▶ **What you need to do**: From first line to last, give the material again unchanged.

▶ **Extracted entries**:
========================================================================
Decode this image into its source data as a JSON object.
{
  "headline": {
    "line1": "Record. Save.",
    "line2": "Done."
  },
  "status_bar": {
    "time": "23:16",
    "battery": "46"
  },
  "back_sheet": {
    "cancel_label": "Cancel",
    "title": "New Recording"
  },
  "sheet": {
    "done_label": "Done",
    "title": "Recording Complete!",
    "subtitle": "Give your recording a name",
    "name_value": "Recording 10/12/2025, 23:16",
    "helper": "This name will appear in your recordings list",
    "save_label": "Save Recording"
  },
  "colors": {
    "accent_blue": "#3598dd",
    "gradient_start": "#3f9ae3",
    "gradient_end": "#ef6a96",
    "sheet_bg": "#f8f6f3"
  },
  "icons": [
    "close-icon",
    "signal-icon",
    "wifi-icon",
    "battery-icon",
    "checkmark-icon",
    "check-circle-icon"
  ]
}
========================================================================
▶ **Result**:
Decode this image into its source data as a JSON object.
{
  "headline": {
    "line1": "Record. Save.",
    "line2": "Done."
  },
  "status_bar": {
    "time": "23:16",
    "battery": "46"
  },
  "back_sheet": {
    "cancel_label": "Cancel",
    "title": "New Recording"
  },
  "sheet": {
    "done_label": "Done",
    "title": "Recording Complete!",
    "subtitle": "Give your recording a name",
    "name_value": "Recording 10/12/2025, 23:16",
    "helper": "This name will appear in your recordings list",
    "save_label": "Save Recording"
  },
  "colors": {
    "accent_blue": "#3598dd",
    "gradient_start": "#3f9ae3",
    "gradient_end": "#ef6a96",
    "sheet_bg": "#f8f6f3"
  },
  "icons": [
    "close-icon",
    "signal-icon",
    "wifi-icon",
    "battery-icon",
    "checkmark-icon",
    "check-circle-icon"
  ]
}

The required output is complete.